Aerial of the Hanford Site's 100K Area from October 2022.
Hanford’s 100 Area is the part of the Hanford Site located along the banks of the Columbia River. It is where Hanford’s nine former plutonium production reactors are found. The nine reactors (B Reactor, C Reactor, D Reactor, DR Reactor, F Reactor, H Reactor, K East Reactor, K West Reactor, and N Reactor) were built between 1943 and 1965. They were constructed next to the river because of the availability of hydroelectric power and cooling water needed to operate them.
These reactors were needed to facilitate the process by which the natural element uranium was changed into the man-made element plutonium, which was the critical substance required for atomic weapons to be produced. The Hanford reactors used a process called a chain reaction to change uranium into plutonium. During Hanford’s plutonium production mission from 1943 through 1987, tons of plutonium were produced by hundreds of thousands of tons of uranium fuel rods being subjected to the chain reactions inside the reactors.
This process of producing plutonium was extremely inefficient. The years of plutonium production generated millions of tons of solid waste and billions of gallons of liquid waste. Cleaning up those wastes constitutes Hanford’s current mission for the Department of Energy.
The last operating reactor, the N Reactor, was shut down in 1988. Beginning in the 1990’s, workers began the process of “cocooning” the reactors. When a reactor is cocooned, about 80% of the buildings and auxiliary structures needed to support the reactor during its operating days are demolished. The remaining 20% of the reactor complex, including the core of the reactor itself, is enclosed in a cement-and-steel, airtight and watertight structure called a cocoon. This prevents any radiation or contamination left over from the nuclear operations from escaping into the environment. Ultimately, eight of the nine reactors at Hanford will be cocooned. C, D, DR, F, H, K East, and N Reactors are already cocooned, with K West next in line.

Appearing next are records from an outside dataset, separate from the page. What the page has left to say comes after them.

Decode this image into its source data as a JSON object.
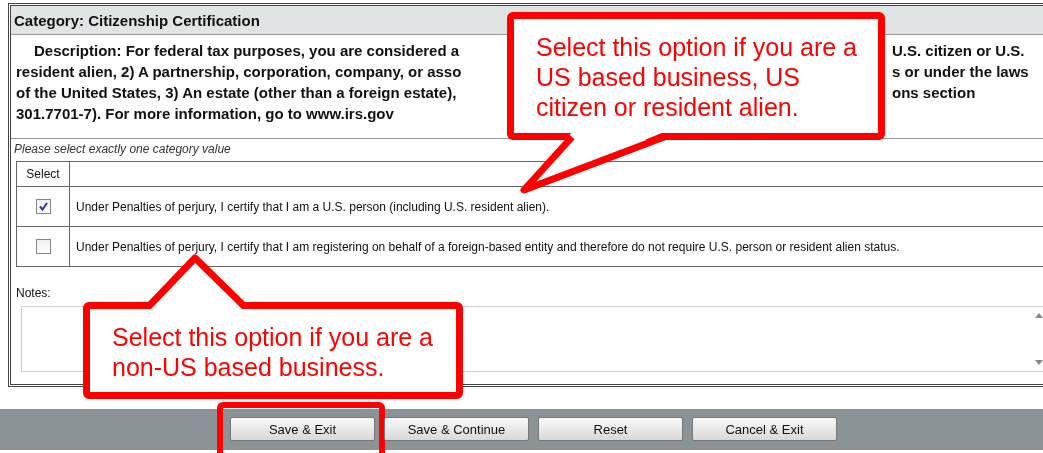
{
  "header": {
    "title": "Category: Citizenship Certification"
  },
  "description": {
    "lines": [
      {
        "left": "Description: For federal tax purposes, you are considered a",
        "right": "U.S. citizen or U.S."
      },
      {
        "left": "resident alien, 2) A partnership, corporation, company, or asso",
        "right": "s or under the laws"
      },
      {
        "left": "of the United States, 3) An estate (other than a foreign estate),",
        "right": "ons section"
      },
      {
        "left": "301.7701-7). For more information, go to www.irs.gov"
      }
    ]
  },
  "instruction": "Please select exactly one category value",
  "table": {
    "columns": [
      "Select"
    ],
    "rows": [
      {
        "checked": true,
        "text": "Under Penalties of perjury, I certify that I am a U.S. person (including U.S. resident alien)."
      },
      {
        "checked": false,
        "text": "Under Penalties of perjury, I certify that I am registering on behalf of a foreign-based entity and therefore do not require U.S. person or resident alien status."
      }
    ]
  },
  "notes": {
    "label": "Notes:"
  },
  "buttons": [
    {
      "label": "Save & Exit",
      "highlighted": true
    },
    {
      "label": "Save & Continue",
      "highlighted": false
    },
    {
      "label": "Reset",
      "highlighted": false
    },
    {
      "label": "Cancel & Exit",
      "highlighted": false
    }
  ],
  "callouts": [
    {
      "text": "Select this option if you are a US based business, US citizen or resident alien."
    },
    {
      "text": "Select this option if you are a non-US based business."
    }
  ]
}
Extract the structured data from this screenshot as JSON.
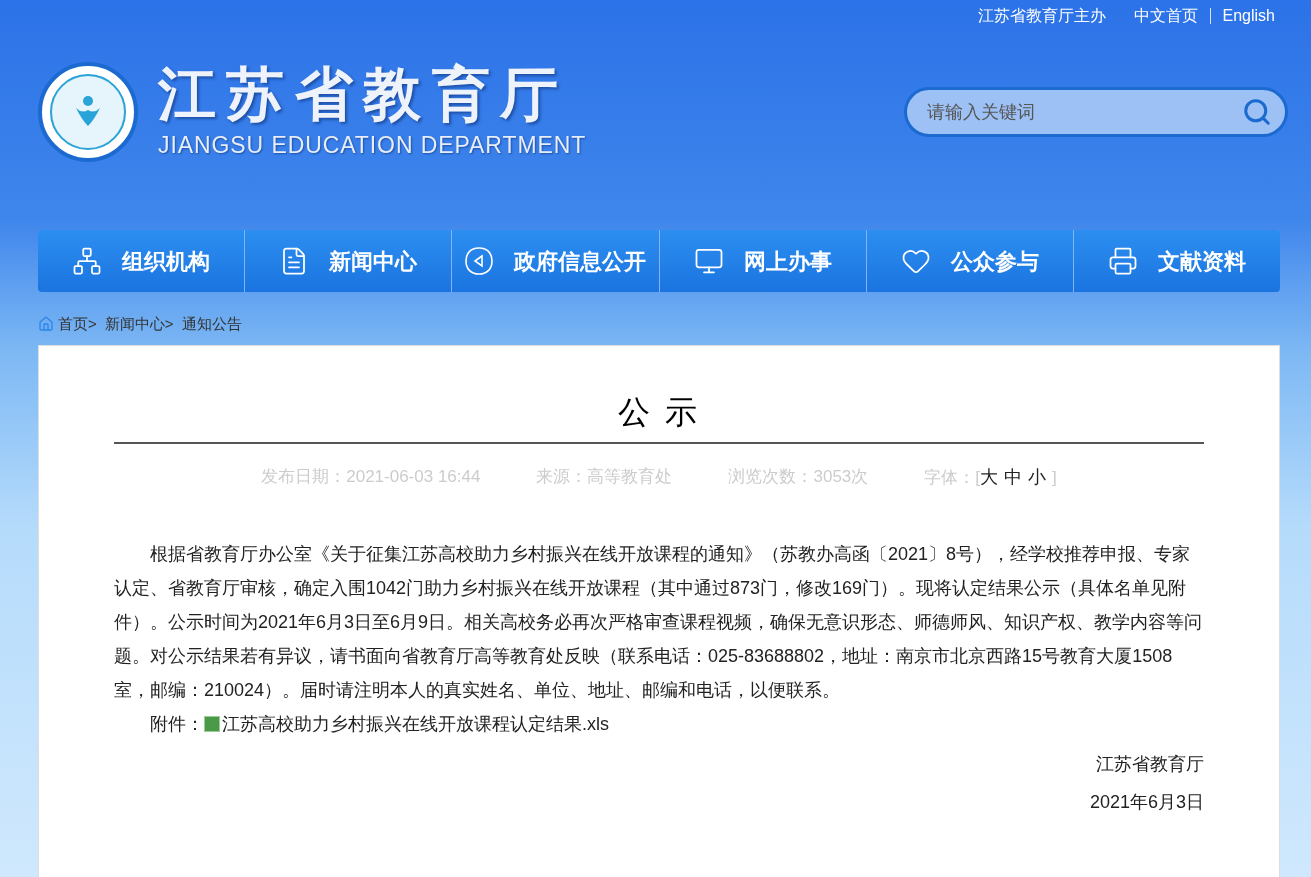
{
  "top_links": {
    "sponsor": "江苏省教育厅主办",
    "links": [
      "中文首页",
      "English"
    ]
  },
  "logo": {
    "title": "江苏省教育厅",
    "subtitle": "JIANGSU EDUCATION DEPARTMENT"
  },
  "search": {
    "placeholder": "请输入关键词"
  },
  "nav": [
    {
      "label": "组织机构"
    },
    {
      "label": "新闻中心"
    },
    {
      "label": "政府信息公开"
    },
    {
      "label": "网上办事"
    },
    {
      "label": "公众参与"
    },
    {
      "label": "文献资料"
    }
  ],
  "breadcrumb": [
    "首页>",
    "新闻中心>",
    "通知公告"
  ],
  "article": {
    "title": "公 示",
    "meta": [
      "发布日期：2021-06-03 16:44",
      "来源：高等教育处",
      "浏览次数：3053次"
    ],
    "font_size": {
      "label": "字体：[",
      "options": [
        "大",
        "中",
        "小"
      ],
      "close": "]"
    },
    "body": "根据省教育厅办公室《关于征集江苏高校助力乡村振兴在线开放课程的通知》（苏教办高函〔2021〕8号），经学校推荐申报、专家认定、省教育厅审核，确定入围1042门助力乡村振兴在线开放课程（其中通过873门，修改169门）。现将认定结果公示（具体名单见附件）。公示时间为2021年6月3日至6月9日。相关高校务必再次严格审查课程视频，确保无意识形态、师德师风、知识产权、教学内容等问题。对公示结果若有异议，请书面向省教育厅高等教育处反映（联系电话：025-83688802，地址：南京市北京西路15号教育大厦1508室，邮编：210024）。届时请注明本人的真实姓名、单位、地址、邮编和电话，以便联系。",
    "attachment": {
      "label": "附件：",
      "file": "江苏高校助力乡村振兴在线开放课程认定结果.xls"
    },
    "signature": [
      "江苏省教育厅",
      "2021年6月3日"
    ]
  }
}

The ninth, B Reactor, has been preserved as the B Reactor National Historic Landmark and is part of the Manhattan Project National Historical Park.
Every five years Hanford crews enter these cocooned reactors to ensure the structures remain airtight and watertight. These cocoons will be in place over the reactors for approximately 75 years, allowing the radiation within the deactivated reactors to safely decay to levels where it doesn’t pose a threat to the environment or workers performing final demolition. Hanford engineers and scientists are already working on plans to demolish the reactors following the 75-year life spans of the cocoons.